▶ [What this task involves] Print the entries underneath word for word, omitting whatever pictures they contain.

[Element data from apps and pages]
:::

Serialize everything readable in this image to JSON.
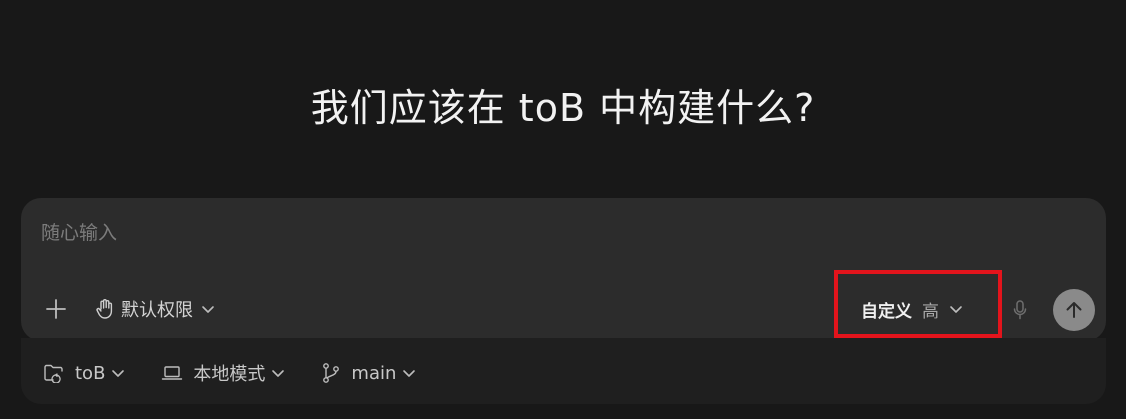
{
  "headline": "我们应该在 toB 中构建什么?",
  "composer": {
    "input_placeholder": "随心输入",
    "input_value": "",
    "permission_label": "默认权限",
    "model_name": "自定义",
    "model_level": "高"
  },
  "footer": {
    "project_label": "toB",
    "mode_label": "本地模式",
    "branch_label": "main"
  },
  "colors": {
    "background": "#181818",
    "composer_bg": "#2c2c2c",
    "footer_bg": "#1f1f1f",
    "send_button": "#8a8a8a",
    "highlight": "#e3141c"
  },
  "icons": {
    "add": "plus-icon",
    "permission": "hand-icon",
    "mic": "microphone-icon",
    "send": "arrow-up-icon",
    "project": "folder-icon",
    "mode": "laptop-icon",
    "branch": "git-branch-icon",
    "dropdown": "chevron-down-icon"
  }
}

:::

▶ [Written answer]
Serialize everything readable in this image to JSON.
{
  "headline": "我们应该在 toB 中构建什么?",
  "composer": {
    "input_placeholder": "随心输入",
    "input_value": "",
    "permission_label": "默认权限",
    "model_name": "自定义",
    "model_level": "高"
  },
  "footer": {
    "project_label": "toB",
    "mode_label": "本地模式",
    "branch_label": "main"
  },
  "colors": {
    "background": "#181818",
    "composer_bg": "#2c2c2c",
    "footer_bg": "#1f1f1f",
    "send_button": "#8a8a8a",
    "highlight": "#e3141c"
  },
  "icons": {
    "add": "plus-icon",
    "permission": "hand-icon",
    "mic": "microphone-icon",
    "send": "arrow-up-icon",
    "project": "folder-icon",
    "mode": "laptop-icon",
    "branch": "git-branch-icon",
    "dropdown": "chevron-down-icon"
  }
}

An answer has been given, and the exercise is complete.